In Memoriam: Smith, Michael R.


Dr. Michael R. Smith, a retired microbiologist with the U.S. Department of Agriculture - Agricultural Research Service at the Western Regional Research Center in Albany, California, passed away on December 19, 2017, at the age of 72, in Pasco, Washington, after a long and courageous battle with cancer. He was a member of ASM throughout his career.

He attended El Camino College in Torrance, CA, and Long Beach City College in Long Beach, CA, prior to completing his B.S. degree in Microbiology in 1967 at California State College, Long Beach. After graduation, he completed his Medical Technologist and Public Health Microbiologist certifications, and worked as a Medical Technologist throughout his graduate studies and post-doctoral work.

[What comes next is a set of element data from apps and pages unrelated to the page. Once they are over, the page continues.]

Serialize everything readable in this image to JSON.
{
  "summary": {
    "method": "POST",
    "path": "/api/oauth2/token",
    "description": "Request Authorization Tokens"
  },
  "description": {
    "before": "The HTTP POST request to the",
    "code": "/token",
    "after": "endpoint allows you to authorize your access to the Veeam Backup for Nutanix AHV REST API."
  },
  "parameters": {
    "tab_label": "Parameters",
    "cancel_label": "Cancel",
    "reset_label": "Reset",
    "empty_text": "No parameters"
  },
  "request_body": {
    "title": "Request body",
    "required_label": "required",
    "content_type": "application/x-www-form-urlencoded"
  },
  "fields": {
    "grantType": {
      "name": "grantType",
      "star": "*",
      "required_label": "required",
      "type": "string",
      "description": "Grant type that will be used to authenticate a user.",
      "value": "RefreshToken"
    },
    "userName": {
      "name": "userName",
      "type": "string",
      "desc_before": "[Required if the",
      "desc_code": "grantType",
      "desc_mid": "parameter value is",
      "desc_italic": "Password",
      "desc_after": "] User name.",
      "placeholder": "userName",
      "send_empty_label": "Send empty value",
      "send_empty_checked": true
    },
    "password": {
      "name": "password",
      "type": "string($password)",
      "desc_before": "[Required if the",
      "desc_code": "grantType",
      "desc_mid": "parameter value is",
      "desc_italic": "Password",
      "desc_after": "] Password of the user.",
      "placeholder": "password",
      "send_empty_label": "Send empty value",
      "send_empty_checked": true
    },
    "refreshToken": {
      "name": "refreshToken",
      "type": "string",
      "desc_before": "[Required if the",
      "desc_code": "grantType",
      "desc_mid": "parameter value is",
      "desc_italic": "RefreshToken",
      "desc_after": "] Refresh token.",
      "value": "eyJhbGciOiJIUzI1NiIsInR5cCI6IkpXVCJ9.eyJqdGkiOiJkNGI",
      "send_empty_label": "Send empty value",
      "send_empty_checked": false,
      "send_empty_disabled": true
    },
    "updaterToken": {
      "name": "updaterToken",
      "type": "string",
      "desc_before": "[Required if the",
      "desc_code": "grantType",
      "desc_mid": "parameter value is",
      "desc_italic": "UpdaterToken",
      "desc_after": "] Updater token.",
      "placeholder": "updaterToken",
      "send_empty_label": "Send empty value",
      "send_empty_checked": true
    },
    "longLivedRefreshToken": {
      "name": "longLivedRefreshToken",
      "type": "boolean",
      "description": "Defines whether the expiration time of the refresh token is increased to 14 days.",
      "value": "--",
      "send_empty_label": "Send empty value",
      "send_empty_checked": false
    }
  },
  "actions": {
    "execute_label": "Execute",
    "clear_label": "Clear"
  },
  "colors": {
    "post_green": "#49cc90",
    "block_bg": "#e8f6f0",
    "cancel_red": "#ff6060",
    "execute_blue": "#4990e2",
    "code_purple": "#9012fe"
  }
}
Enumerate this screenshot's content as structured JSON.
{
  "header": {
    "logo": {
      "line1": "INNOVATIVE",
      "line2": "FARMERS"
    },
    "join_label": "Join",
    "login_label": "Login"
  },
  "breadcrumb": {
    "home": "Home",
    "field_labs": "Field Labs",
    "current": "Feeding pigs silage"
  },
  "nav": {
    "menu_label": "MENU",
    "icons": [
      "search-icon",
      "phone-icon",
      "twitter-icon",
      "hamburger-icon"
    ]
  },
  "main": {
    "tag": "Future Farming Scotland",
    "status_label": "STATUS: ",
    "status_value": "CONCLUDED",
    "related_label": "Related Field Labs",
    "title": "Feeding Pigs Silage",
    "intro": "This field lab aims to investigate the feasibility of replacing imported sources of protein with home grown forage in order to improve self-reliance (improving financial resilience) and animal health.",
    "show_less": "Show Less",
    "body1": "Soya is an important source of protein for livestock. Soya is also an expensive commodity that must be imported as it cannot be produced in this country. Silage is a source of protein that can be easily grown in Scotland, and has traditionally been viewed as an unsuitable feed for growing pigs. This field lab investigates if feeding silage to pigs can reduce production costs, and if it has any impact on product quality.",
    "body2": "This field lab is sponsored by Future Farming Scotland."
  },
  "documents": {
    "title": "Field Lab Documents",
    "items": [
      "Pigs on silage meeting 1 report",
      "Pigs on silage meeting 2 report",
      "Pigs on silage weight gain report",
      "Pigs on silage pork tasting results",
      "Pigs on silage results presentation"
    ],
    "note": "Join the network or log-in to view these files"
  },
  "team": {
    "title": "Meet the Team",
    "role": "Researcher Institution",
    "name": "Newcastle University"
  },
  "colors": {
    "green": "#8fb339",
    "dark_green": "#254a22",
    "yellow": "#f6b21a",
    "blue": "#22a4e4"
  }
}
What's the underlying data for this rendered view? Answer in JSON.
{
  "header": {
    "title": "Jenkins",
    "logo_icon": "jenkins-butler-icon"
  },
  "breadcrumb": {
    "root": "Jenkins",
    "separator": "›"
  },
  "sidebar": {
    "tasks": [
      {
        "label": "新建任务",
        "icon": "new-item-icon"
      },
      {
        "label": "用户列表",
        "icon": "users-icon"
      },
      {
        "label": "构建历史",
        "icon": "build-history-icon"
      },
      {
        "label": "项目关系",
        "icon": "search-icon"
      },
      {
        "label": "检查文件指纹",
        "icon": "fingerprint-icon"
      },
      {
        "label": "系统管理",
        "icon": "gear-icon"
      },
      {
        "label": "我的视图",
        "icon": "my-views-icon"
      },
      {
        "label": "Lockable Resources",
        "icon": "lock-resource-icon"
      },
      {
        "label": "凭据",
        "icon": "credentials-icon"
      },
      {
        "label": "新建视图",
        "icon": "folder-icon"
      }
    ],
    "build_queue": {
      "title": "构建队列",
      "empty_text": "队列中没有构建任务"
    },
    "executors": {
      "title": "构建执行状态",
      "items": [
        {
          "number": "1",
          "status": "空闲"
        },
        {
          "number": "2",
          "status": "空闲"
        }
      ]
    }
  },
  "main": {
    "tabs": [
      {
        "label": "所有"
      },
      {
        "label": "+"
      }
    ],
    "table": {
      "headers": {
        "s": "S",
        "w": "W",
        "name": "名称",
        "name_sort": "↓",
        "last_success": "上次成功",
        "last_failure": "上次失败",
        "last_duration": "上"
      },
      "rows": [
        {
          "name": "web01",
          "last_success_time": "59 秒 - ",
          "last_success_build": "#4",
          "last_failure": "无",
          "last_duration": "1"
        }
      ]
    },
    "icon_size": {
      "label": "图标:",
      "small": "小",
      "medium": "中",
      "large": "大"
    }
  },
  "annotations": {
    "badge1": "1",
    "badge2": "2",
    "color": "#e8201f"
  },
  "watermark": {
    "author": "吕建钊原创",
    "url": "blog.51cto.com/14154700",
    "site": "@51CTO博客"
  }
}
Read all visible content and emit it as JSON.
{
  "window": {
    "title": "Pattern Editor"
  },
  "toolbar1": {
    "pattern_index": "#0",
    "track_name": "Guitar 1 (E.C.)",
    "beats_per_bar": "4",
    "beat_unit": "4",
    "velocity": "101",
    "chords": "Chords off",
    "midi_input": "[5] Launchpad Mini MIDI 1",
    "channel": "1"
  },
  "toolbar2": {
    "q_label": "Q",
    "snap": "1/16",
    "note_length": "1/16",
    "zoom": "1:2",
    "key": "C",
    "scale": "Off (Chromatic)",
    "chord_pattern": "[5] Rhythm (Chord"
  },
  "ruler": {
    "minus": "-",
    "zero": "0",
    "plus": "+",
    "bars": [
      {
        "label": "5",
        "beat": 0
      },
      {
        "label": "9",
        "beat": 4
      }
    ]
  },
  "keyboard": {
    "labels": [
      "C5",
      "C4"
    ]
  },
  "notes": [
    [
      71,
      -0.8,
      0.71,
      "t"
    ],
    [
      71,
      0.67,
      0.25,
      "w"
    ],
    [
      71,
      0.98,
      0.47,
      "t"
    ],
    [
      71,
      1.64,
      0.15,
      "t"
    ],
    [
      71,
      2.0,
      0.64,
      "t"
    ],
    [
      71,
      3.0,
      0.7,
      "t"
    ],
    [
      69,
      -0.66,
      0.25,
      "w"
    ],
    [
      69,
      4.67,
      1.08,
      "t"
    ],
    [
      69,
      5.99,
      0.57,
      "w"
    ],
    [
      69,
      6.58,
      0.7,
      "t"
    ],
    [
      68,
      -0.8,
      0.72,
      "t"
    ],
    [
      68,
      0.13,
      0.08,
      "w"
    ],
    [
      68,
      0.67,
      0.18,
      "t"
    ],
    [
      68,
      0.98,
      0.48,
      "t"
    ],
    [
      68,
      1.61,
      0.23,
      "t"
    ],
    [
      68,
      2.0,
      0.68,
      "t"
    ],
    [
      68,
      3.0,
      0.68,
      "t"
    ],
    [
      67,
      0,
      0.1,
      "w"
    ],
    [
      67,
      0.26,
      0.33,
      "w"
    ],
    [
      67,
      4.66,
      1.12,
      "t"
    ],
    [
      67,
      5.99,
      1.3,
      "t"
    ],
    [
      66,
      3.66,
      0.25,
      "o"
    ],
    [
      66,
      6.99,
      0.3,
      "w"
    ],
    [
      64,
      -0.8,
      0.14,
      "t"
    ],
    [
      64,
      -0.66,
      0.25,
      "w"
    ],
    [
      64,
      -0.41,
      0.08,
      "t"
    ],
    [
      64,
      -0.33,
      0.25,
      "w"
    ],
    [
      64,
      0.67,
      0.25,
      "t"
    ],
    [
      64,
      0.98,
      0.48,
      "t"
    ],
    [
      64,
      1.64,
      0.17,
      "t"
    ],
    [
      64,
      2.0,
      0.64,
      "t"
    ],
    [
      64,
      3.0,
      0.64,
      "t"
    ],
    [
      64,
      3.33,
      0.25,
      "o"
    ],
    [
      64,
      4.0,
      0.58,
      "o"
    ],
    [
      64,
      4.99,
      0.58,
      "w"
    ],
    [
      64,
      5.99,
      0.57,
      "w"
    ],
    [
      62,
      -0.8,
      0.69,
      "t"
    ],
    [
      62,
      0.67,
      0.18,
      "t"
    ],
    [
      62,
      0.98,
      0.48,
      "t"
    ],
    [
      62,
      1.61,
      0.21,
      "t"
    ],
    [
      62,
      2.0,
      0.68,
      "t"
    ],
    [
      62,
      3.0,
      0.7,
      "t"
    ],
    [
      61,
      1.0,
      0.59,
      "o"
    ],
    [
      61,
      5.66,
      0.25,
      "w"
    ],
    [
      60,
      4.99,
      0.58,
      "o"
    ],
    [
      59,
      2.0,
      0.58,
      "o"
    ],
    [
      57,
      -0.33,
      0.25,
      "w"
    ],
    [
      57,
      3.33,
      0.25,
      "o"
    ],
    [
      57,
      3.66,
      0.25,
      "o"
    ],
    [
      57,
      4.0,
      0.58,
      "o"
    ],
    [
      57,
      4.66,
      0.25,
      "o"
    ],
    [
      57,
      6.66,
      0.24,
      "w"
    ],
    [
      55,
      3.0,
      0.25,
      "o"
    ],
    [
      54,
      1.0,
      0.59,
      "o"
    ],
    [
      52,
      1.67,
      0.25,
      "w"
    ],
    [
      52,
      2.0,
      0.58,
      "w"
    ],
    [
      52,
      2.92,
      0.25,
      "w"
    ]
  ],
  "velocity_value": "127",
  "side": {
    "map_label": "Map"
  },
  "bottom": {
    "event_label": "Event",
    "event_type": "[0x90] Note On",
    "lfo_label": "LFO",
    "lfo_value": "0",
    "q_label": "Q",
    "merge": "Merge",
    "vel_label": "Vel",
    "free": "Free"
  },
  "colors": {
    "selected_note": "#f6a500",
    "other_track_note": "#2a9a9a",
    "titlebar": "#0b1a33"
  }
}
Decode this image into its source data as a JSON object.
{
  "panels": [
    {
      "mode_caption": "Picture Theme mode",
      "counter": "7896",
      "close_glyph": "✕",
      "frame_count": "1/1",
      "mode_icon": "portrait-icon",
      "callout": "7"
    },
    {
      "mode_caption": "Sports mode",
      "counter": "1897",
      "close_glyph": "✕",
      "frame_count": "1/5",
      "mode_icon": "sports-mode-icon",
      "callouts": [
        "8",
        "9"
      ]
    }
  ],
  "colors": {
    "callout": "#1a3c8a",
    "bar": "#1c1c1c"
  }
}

He was accepted into graduate school in 1970 at the University of California, Los Angeles (UCLA) and graduated with his Ph.D. in Microbiology in 1976 from UCLA. He published his dissertation on “The Purification of Pseudouridine Synthetase II” under the direction of Dr. Donald Nierlich.


Michael then went on to complete his post-doctoral work (1976-1980) under the direction of Dr. Robert Mah at UCLA. It is during this time that he began work on one of his most significant and ground-breaking accomplishments. He isolated and characterized an acetate-fermenting strain of Methanosarcina (strain 227), and showed for the first time that acetate could be converted directly into methane and CO2 without the addition of external sources of H2. His further studies showed that acetate was the sole carbon and energy source for this microorganism, and he began work to elucidate the electron transport mechanisms involved in this conversion. 

After completing his postdoc, he worked for the U.S. Department of Agriculture - Agricultural Research Service at the Western Regional Research Center in Albany, CA from 1980 until the time of his retirement in 2008. He continued his studies on Methanosarcina, and wrote a chapter on “The Methanogenic Bacteria,” which was published in the book, The Prokaryotes: A Handbook on Habits, Isolation, and Identification of Bacteria, published in 1981. While working for the USDA, he worked on a number of other projects of significance including the sporulation of Clostridium cylindrosporum, insoluble glucan formation by Leuconostoc mesenteroides, cellular association of glucosyltransferases in Leuconostoc mesenteroides, production and characterization of amylase by Arthrobacter psychrolactophilus, and studies on Bacillus licheniformis’ xylanase. He retired from the USDA in August 2008, after 27 years of dedicated service, thus achieving his dream of being an accomplished scientist. His interest in science continued long beyond his retirement, and his work and accomplishments will live on.

Submitted By:
Stephanie Smith, Ph.D.
Consumer Food Safety Specialist
Assistant Professor
Washington State University
Pullman, WA